Exercise description: Give the records below again in full, exactly as written, but without any images.

Data for processing:
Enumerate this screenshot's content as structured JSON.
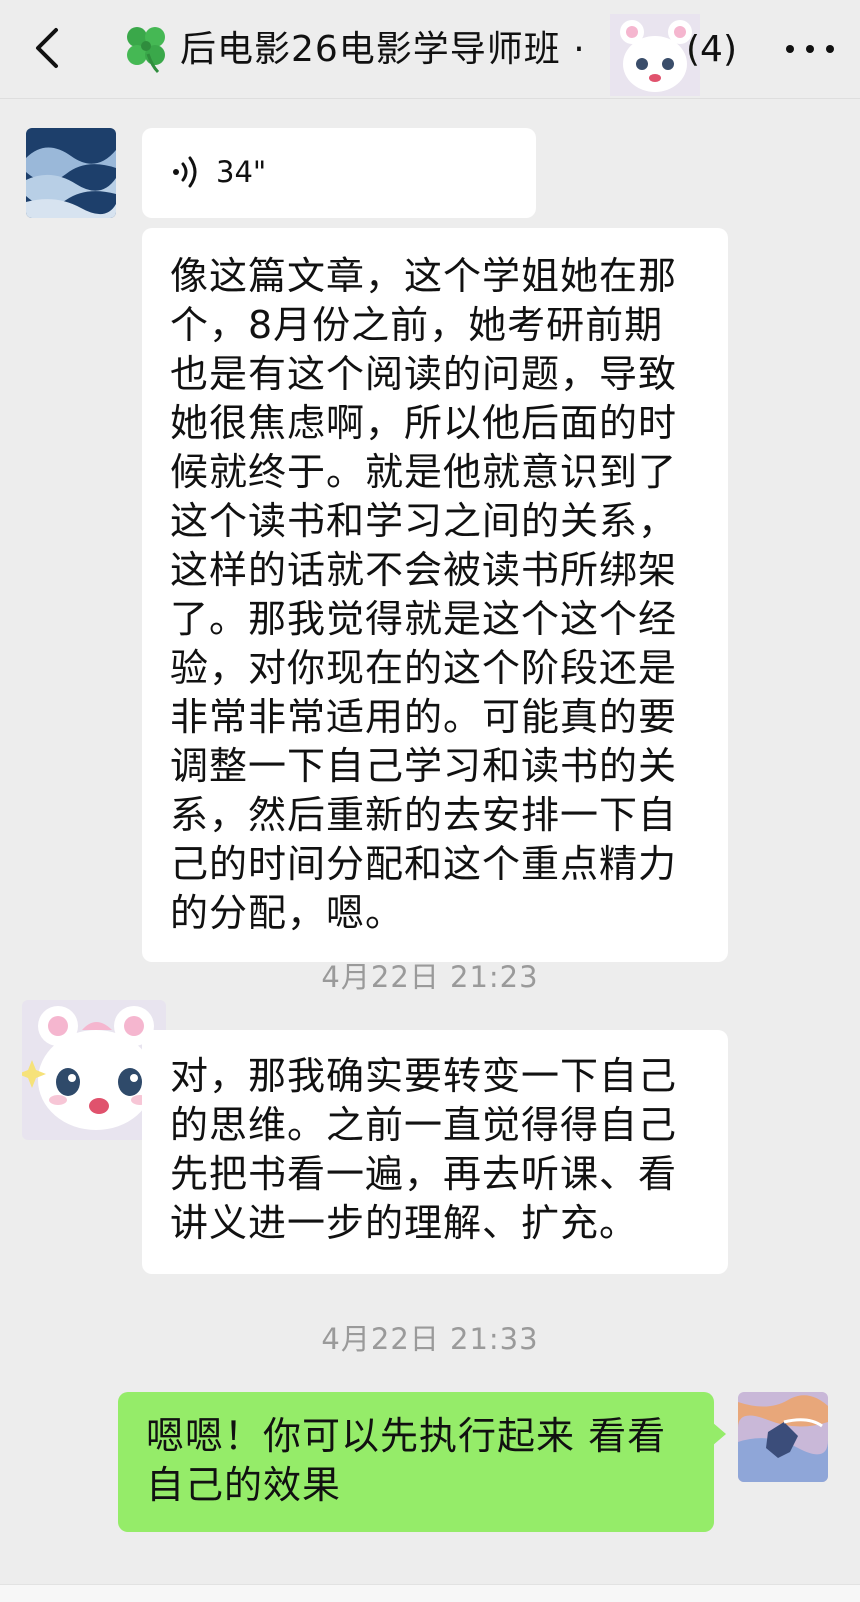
{
  "header": {
    "title": "后电影26电影学导师班 ·",
    "member_count": "(4)"
  },
  "messages": [
    {
      "type": "voice",
      "sender": "left",
      "duration": "34\""
    },
    {
      "type": "text",
      "sender": "left",
      "text": "像这篇文章，这个学姐她在那个，8月份之前，她考研前期也是有这个阅读的问题，导致她很焦虑啊，所以他后面的时候就终于。就是他就意识到了这个读书和学习之间的关系，这样的话就不会被读书所绑架了。那我觉得就是这个这个经验，对你现在的这个阶段还是非常非常适用的。可能真的要调整一下自己学习和读书的关系，然后重新的去安排一下自己的时间分配和这个重点精力的分配，嗯。"
    },
    {
      "type": "timestamp",
      "text": "4月22日 21:23"
    },
    {
      "type": "text",
      "sender": "left",
      "text": "对，那我确实要转变一下自己的思维。之前一直觉得得自己先把书看一遍，再去听课、看讲义进一步的理解、扩充。"
    },
    {
      "type": "timestamp",
      "text": "4月22日 21:33"
    },
    {
      "type": "text",
      "sender": "right",
      "text": "嗯嗯！你可以先执行起来 看看自己的效果"
    }
  ],
  "colors": {
    "background": "#ededed",
    "bubble_left": "#ffffff",
    "bubble_right": "#95ec69",
    "timestamp": "#9a9a9a"
  },
  "icons": [
    "back-arrow-icon",
    "clover-icon",
    "more-dots-icon",
    "voice-wave-icon"
  ]
}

Answer for the task:
Enumerate this screenshot's content as structured JSON.
{
  "header": {
    "title": "后电影26电影学导师班 ·",
    "member_count": "(4)"
  },
  "messages": [
    {
      "type": "voice",
      "sender": "left",
      "duration": "34\""
    },
    {
      "type": "text",
      "sender": "left",
      "text": "像这篇文章，这个学姐她在那个，8月份之前，她考研前期也是有这个阅读的问题，导致她很焦虑啊，所以他后面的时候就终于。就是他就意识到了这个读书和学习之间的关系，这样的话就不会被读书所绑架了。那我觉得就是这个这个经验，对你现在的这个阶段还是非常非常适用的。可能真的要调整一下自己学习和读书的关系，然后重新的去安排一下自己的时间分配和这个重点精力的分配，嗯。"
    },
    {
      "type": "timestamp",
      "text": "4月22日 21:23"
    },
    {
      "type": "text",
      "sender": "left",
      "text": "对，那我确实要转变一下自己的思维。之前一直觉得得自己先把书看一遍，再去听课、看讲义进一步的理解、扩充。"
    },
    {
      "type": "timestamp",
      "text": "4月22日 21:33"
    },
    {
      "type": "text",
      "sender": "right",
      "text": "嗯嗯！你可以先执行起来 看看自己的效果"
    }
  ],
  "colors": {
    "background": "#ededed",
    "bubble_left": "#ffffff",
    "bubble_right": "#95ec69",
    "timestamp": "#9a9a9a"
  },
  "icons": [
    "back-arrow-icon",
    "clover-icon",
    "more-dots-icon",
    "voice-wave-icon"
  ]
}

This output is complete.